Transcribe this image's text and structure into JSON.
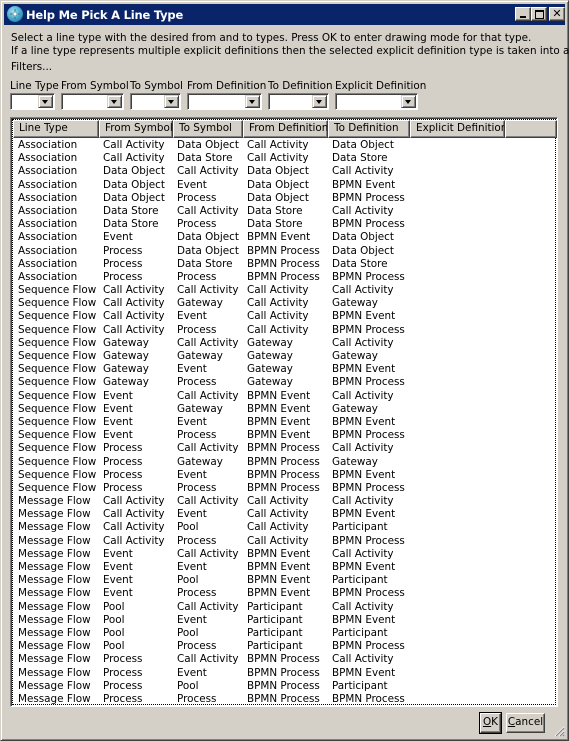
{
  "window": {
    "title": "Help Me Pick A Line Type",
    "icon": "bpmn-app-icon",
    "controls": {
      "minimize": "minimize-icon",
      "maximize": "maximize-icon",
      "close": "close-icon"
    }
  },
  "instructions": {
    "line1": "Select a line type with the desired from and to types. Press OK to enter drawing mode for that type.",
    "line2": "If a line type represents multiple explicit definitions then the selected explicit definition type is taken into account."
  },
  "filters": {
    "label": "Filters...",
    "fields": [
      {
        "label": "Line Type",
        "value": ""
      },
      {
        "label": "From Symbol",
        "value": ""
      },
      {
        "label": "To Symbol",
        "value": ""
      },
      {
        "label": "From Definition",
        "value": ""
      },
      {
        "label": "To Definition",
        "value": ""
      },
      {
        "label": "Explicit Definition",
        "value": ""
      }
    ]
  },
  "table": {
    "columns": [
      "Line Type",
      "From Symbol",
      "To Symbol",
      "From Definition",
      "To Definition",
      "Explicit Definition"
    ],
    "rows": [
      [
        "Association",
        "Call Activity",
        "Data Object",
        "Call Activity",
        "Data Object",
        ""
      ],
      [
        "Association",
        "Call Activity",
        "Data Store",
        "Call Activity",
        "Data Store",
        ""
      ],
      [
        "Association",
        "Data Object",
        "Call Activity",
        "Data Object",
        "Call Activity",
        ""
      ],
      [
        "Association",
        "Data Object",
        "Event",
        "Data Object",
        "BPMN Event",
        ""
      ],
      [
        "Association",
        "Data Object",
        "Process",
        "Data Object",
        "BPMN Process",
        ""
      ],
      [
        "Association",
        "Data Store",
        "Call Activity",
        "Data Store",
        "Call Activity",
        ""
      ],
      [
        "Association",
        "Data Store",
        "Process",
        "Data Store",
        "BPMN Process",
        ""
      ],
      [
        "Association",
        "Event",
        "Data Object",
        "BPMN Event",
        "Data Object",
        ""
      ],
      [
        "Association",
        "Process",
        "Data Object",
        "BPMN Process",
        "Data Object",
        ""
      ],
      [
        "Association",
        "Process",
        "Data Store",
        "BPMN Process",
        "Data Store",
        ""
      ],
      [
        "Association",
        "Process",
        "Process",
        "BPMN Process",
        "BPMN Process",
        ""
      ],
      [
        "Sequence Flow",
        "Call Activity",
        "Call Activity",
        "Call Activity",
        "Call Activity",
        ""
      ],
      [
        "Sequence Flow",
        "Call Activity",
        "Gateway",
        "Call Activity",
        "Gateway",
        ""
      ],
      [
        "Sequence Flow",
        "Call Activity",
        "Event",
        "Call Activity",
        "BPMN Event",
        ""
      ],
      [
        "Sequence Flow",
        "Call Activity",
        "Process",
        "Call Activity",
        "BPMN Process",
        ""
      ],
      [
        "Sequence Flow",
        "Gateway",
        "Call Activity",
        "Gateway",
        "Call Activity",
        ""
      ],
      [
        "Sequence Flow",
        "Gateway",
        "Gateway",
        "Gateway",
        "Gateway",
        ""
      ],
      [
        "Sequence Flow",
        "Gateway",
        "Event",
        "Gateway",
        "BPMN Event",
        ""
      ],
      [
        "Sequence Flow",
        "Gateway",
        "Process",
        "Gateway",
        "BPMN Process",
        ""
      ],
      [
        "Sequence Flow",
        "Event",
        "Call Activity",
        "BPMN Event",
        "Call Activity",
        ""
      ],
      [
        "Sequence Flow",
        "Event",
        "Gateway",
        "BPMN Event",
        "Gateway",
        ""
      ],
      [
        "Sequence Flow",
        "Event",
        "Event",
        "BPMN Event",
        "BPMN Event",
        ""
      ],
      [
        "Sequence Flow",
        "Event",
        "Process",
        "BPMN Event",
        "BPMN Process",
        ""
      ],
      [
        "Sequence Flow",
        "Process",
        "Call Activity",
        "BPMN Process",
        "Call Activity",
        ""
      ],
      [
        "Sequence Flow",
        "Process",
        "Gateway",
        "BPMN Process",
        "Gateway",
        ""
      ],
      [
        "Sequence Flow",
        "Process",
        "Event",
        "BPMN Process",
        "BPMN Event",
        ""
      ],
      [
        "Sequence Flow",
        "Process",
        "Process",
        "BPMN Process",
        "BPMN Process",
        ""
      ],
      [
        "Message Flow",
        "Call Activity",
        "Call Activity",
        "Call Activity",
        "Call Activity",
        ""
      ],
      [
        "Message Flow",
        "Call Activity",
        "Event",
        "Call Activity",
        "BPMN Event",
        ""
      ],
      [
        "Message Flow",
        "Call Activity",
        "Pool",
        "Call Activity",
        "Participant",
        ""
      ],
      [
        "Message Flow",
        "Call Activity",
        "Process",
        "Call Activity",
        "BPMN Process",
        ""
      ],
      [
        "Message Flow",
        "Event",
        "Call Activity",
        "BPMN Event",
        "Call Activity",
        ""
      ],
      [
        "Message Flow",
        "Event",
        "Event",
        "BPMN Event",
        "BPMN Event",
        ""
      ],
      [
        "Message Flow",
        "Event",
        "Pool",
        "BPMN Event",
        "Participant",
        ""
      ],
      [
        "Message Flow",
        "Event",
        "Process",
        "BPMN Event",
        "BPMN Process",
        ""
      ],
      [
        "Message Flow",
        "Pool",
        "Call Activity",
        "Participant",
        "Call Activity",
        ""
      ],
      [
        "Message Flow",
        "Pool",
        "Event",
        "Participant",
        "BPMN Event",
        ""
      ],
      [
        "Message Flow",
        "Pool",
        "Pool",
        "Participant",
        "Participant",
        ""
      ],
      [
        "Message Flow",
        "Pool",
        "Process",
        "Participant",
        "BPMN Process",
        ""
      ],
      [
        "Message Flow",
        "Process",
        "Call Activity",
        "BPMN Process",
        "Call Activity",
        ""
      ],
      [
        "Message Flow",
        "Process",
        "Event",
        "BPMN Process",
        "BPMN Event",
        ""
      ],
      [
        "Message Flow",
        "Process",
        "Pool",
        "BPMN Process",
        "Participant",
        ""
      ],
      [
        "Message Flow",
        "Process",
        "Process",
        "BPMN Process",
        "BPMN Process",
        ""
      ]
    ]
  },
  "buttons": {
    "ok": {
      "mnemonic": "O",
      "rest": "K"
    },
    "cancel": {
      "mnemonic": "C",
      "rest": "ancel"
    }
  }
}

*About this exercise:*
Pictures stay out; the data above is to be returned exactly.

*Task output:*
Transcribe this image's text and structure into JSON.
{
  "window": {
    "title": "Help Me Pick A Line Type",
    "icon": "bpmn-app-icon",
    "controls": {
      "minimize": "minimize-icon",
      "maximize": "maximize-icon",
      "close": "close-icon"
    }
  },
  "instructions": {
    "line1": "Select a line type with the desired from and to types. Press OK to enter drawing mode for that type.",
    "line2": "If a line type represents multiple explicit definitions then the selected explicit definition type is taken into account."
  },
  "filters": {
    "label": "Filters...",
    "fields": [
      {
        "label": "Line Type",
        "value": ""
      },
      {
        "label": "From Symbol",
        "value": ""
      },
      {
        "label": "To Symbol",
        "value": ""
      },
      {
        "label": "From Definition",
        "value": ""
      },
      {
        "label": "To Definition",
        "value": ""
      },
      {
        "label": "Explicit Definition",
        "value": ""
      }
    ]
  },
  "table": {
    "columns": [
      "Line Type",
      "From Symbol",
      "To Symbol",
      "From Definition",
      "To Definition",
      "Explicit Definition"
    ],
    "rows": [
      [
        "Association",
        "Call Activity",
        "Data Object",
        "Call Activity",
        "Data Object",
        ""
      ],
      [
        "Association",
        "Call Activity",
        "Data Store",
        "Call Activity",
        "Data Store",
        ""
      ],
      [
        "Association",
        "Data Object",
        "Call Activity",
        "Data Object",
        "Call Activity",
        ""
      ],
      [
        "Association",
        "Data Object",
        "Event",
        "Data Object",
        "BPMN Event",
        ""
      ],
      [
        "Association",
        "Data Object",
        "Process",
        "Data Object",
        "BPMN Process",
        ""
      ],
      [
        "Association",
        "Data Store",
        "Call Activity",
        "Data Store",
        "Call Activity",
        ""
      ],
      [
        "Association",
        "Data Store",
        "Process",
        "Data Store",
        "BPMN Process",
        ""
      ],
      [
        "Association",
        "Event",
        "Data Object",
        "BPMN Event",
        "Data Object",
        ""
      ],
      [
        "Association",
        "Process",
        "Data Object",
        "BPMN Process",
        "Data Object",
        ""
      ],
      [
        "Association",
        "Process",
        "Data Store",
        "BPMN Process",
        "Data Store",
        ""
      ],
      [
        "Association",
        "Process",
        "Process",
        "BPMN Process",
        "BPMN Process",
        ""
      ],
      [
        "Sequence Flow",
        "Call Activity",
        "Call Activity",
        "Call Activity",
        "Call Activity",
        ""
      ],
      [
        "Sequence Flow",
        "Call Activity",
        "Gateway",
        "Call Activity",
        "Gateway",
        ""
      ],
      [
        "Sequence Flow",
        "Call Activity",
        "Event",
        "Call Activity",
        "BPMN Event",
        ""
      ],
      [
        "Sequence Flow",
        "Call Activity",
        "Process",
        "Call Activity",
        "BPMN Process",
        ""
      ],
      [
        "Sequence Flow",
        "Gateway",
        "Call Activity",
        "Gateway",
        "Call Activity",
        ""
      ],
      [
        "Sequence Flow",
        "Gateway",
        "Gateway",
        "Gateway",
        "Gateway",
        ""
      ],
      [
        "Sequence Flow",
        "Gateway",
        "Event",
        "Gateway",
        "BPMN Event",
        ""
      ],
      [
        "Sequence Flow",
        "Gateway",
        "Process",
        "Gateway",
        "BPMN Process",
        ""
      ],
      [
        "Sequence Flow",
        "Event",
        "Call Activity",
        "BPMN Event",
        "Call Activity",
        ""
      ],
      [
        "Sequence Flow",
        "Event",
        "Gateway",
        "BPMN Event",
        "Gateway",
        ""
      ],
      [
        "Sequence Flow",
        "Event",
        "Event",
        "BPMN Event",
        "BPMN Event",
        ""
      ],
      [
        "Sequence Flow",
        "Event",
        "Process",
        "BPMN Event",
        "BPMN Process",
        ""
      ],
      [
        "Sequence Flow",
        "Process",
        "Call Activity",
        "BPMN Process",
        "Call Activity",
        ""
      ],
      [
        "Sequence Flow",
        "Process",
        "Gateway",
        "BPMN Process",
        "Gateway",
        ""
      ],
      [
        "Sequence Flow",
        "Process",
        "Event",
        "BPMN Process",
        "BPMN Event",
        ""
      ],
      [
        "Sequence Flow",
        "Process",
        "Process",
        "BPMN Process",
        "BPMN Process",
        ""
      ],
      [
        "Message Flow",
        "Call Activity",
        "Call Activity",
        "Call Activity",
        "Call Activity",
        ""
      ],
      [
        "Message Flow",
        "Call Activity",
        "Event",
        "Call Activity",
        "BPMN Event",
        ""
      ],
      [
        "Message Flow",
        "Call Activity",
        "Pool",
        "Call Activity",
        "Participant",
        ""
      ],
      [
        "Message Flow",
        "Call Activity",
        "Process",
        "Call Activity",
        "BPMN Process",
        ""
      ],
      [
        "Message Flow",
        "Event",
        "Call Activity",
        "BPMN Event",
        "Call Activity",
        ""
      ],
      [
        "Message Flow",
        "Event",
        "Event",
        "BPMN Event",
        "BPMN Event",
        ""
      ],
      [
        "Message Flow",
        "Event",
        "Pool",
        "BPMN Event",
        "Participant",
        ""
      ],
      [
        "Message Flow",
        "Event",
        "Process",
        "BPMN Event",
        "BPMN Process",
        ""
      ],
      [
        "Message Flow",
        "Pool",
        "Call Activity",
        "Participant",
        "Call Activity",
        ""
      ],
      [
        "Message Flow",
        "Pool",
        "Event",
        "Participant",
        "BPMN Event",
        ""
      ],
      [
        "Message Flow",
        "Pool",
        "Pool",
        "Participant",
        "Participant",
        ""
      ],
      [
        "Message Flow",
        "Pool",
        "Process",
        "Participant",
        "BPMN Process",
        ""
      ],
      [
        "Message Flow",
        "Process",
        "Call Activity",
        "BPMN Process",
        "Call Activity",
        ""
      ],
      [
        "Message Flow",
        "Process",
        "Event",
        "BPMN Process",
        "BPMN Event",
        ""
      ],
      [
        "Message Flow",
        "Process",
        "Pool",
        "BPMN Process",
        "Participant",
        ""
      ],
      [
        "Message Flow",
        "Process",
        "Process",
        "BPMN Process",
        "BPMN Process",
        ""
      ]
    ]
  },
  "buttons": {
    "ok": {
      "mnemonic": "O",
      "rest": "K"
    },
    "cancel": {
      "mnemonic": "C",
      "rest": "ancel"
    }
  }
}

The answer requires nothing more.